> Given information

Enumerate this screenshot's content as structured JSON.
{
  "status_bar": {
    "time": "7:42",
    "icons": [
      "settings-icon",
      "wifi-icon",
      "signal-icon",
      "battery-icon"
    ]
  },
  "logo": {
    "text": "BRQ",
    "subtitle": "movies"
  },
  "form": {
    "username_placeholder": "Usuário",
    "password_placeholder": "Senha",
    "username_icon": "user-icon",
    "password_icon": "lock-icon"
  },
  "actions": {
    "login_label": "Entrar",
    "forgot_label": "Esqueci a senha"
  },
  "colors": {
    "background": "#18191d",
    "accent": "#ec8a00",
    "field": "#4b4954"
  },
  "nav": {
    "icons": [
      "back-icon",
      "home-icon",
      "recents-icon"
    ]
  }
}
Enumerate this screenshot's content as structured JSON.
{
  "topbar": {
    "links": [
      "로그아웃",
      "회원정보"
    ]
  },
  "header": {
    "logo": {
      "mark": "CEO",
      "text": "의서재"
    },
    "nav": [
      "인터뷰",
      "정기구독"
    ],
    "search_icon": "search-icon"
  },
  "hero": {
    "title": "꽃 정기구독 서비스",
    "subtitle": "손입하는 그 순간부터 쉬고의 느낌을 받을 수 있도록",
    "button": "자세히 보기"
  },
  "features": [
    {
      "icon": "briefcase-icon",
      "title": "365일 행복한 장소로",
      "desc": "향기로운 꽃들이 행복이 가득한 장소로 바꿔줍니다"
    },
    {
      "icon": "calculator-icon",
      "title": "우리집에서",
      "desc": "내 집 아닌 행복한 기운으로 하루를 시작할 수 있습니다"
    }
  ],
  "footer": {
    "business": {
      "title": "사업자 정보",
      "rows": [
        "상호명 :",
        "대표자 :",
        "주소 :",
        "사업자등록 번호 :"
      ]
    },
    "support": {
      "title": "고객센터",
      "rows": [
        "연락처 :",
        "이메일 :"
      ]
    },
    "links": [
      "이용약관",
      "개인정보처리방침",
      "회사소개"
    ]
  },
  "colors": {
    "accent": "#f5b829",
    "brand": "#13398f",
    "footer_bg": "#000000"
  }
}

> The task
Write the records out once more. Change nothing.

> Answer to this task
Enumerate this screenshot's content as structured JSON.
{
  "status_bar": {
    "time": "7:42",
    "icons": [
      "settings-icon",
      "wifi-icon",
      "signal-icon",
      "battery-icon"
    ]
  },
  "logo": {
    "text": "BRQ",
    "subtitle": "movies"
  },
  "form": {
    "username_placeholder": "Usuário",
    "password_placeholder": "Senha",
    "username_icon": "user-icon",
    "password_icon": "lock-icon"
  },
  "actions": {
    "login_label": "Entrar",
    "forgot_label": "Esqueci a senha"
  },
  "colors": {
    "background": "#18191d",
    "accent": "#ec8a00",
    "field": "#4b4954"
  },
  "nav": {
    "icons": [
      "back-icon",
      "home-icon",
      "recents-icon"
    ]
  }
}
Enumerate this screenshot's content as structured JSON.
{
  "topbar": {
    "links": [
      "로그아웃",
      "회원정보"
    ]
  },
  "header": {
    "logo": {
      "mark": "CEO",
      "text": "의서재"
    },
    "nav": [
      "인터뷰",
      "정기구독"
    ],
    "search_icon": "search-icon"
  },
  "hero": {
    "title": "꽃 정기구독 서비스",
    "subtitle": "손입하는 그 순간부터 쉬고의 느낌을 받을 수 있도록",
    "button": "자세히 보기"
  },
  "features": [
    {
      "icon": "briefcase-icon",
      "title": "365일 행복한 장소로",
      "desc": "향기로운 꽃들이 행복이 가득한 장소로 바꿔줍니다"
    },
    {
      "icon": "calculator-icon",
      "title": "우리집에서",
      "desc": "내 집 아닌 행복한 기운으로 하루를 시작할 수 있습니다"
    }
  ],
  "footer": {
    "business": {
      "title": "사업자 정보",
      "rows": [
        "상호명 :",
        "대표자 :",
        "주소 :",
        "사업자등록 번호 :"
      ]
    },
    "support": {
      "title": "고객센터",
      "rows": [
        "연락처 :",
        "이메일 :"
      ]
    },
    "links": [
      "이용약관",
      "개인정보처리방침",
      "회사소개"
    ]
  },
  "colors": {
    "accent": "#f5b829",
    "brand": "#13398f",
    "footer_bg": "#000000"
  }
}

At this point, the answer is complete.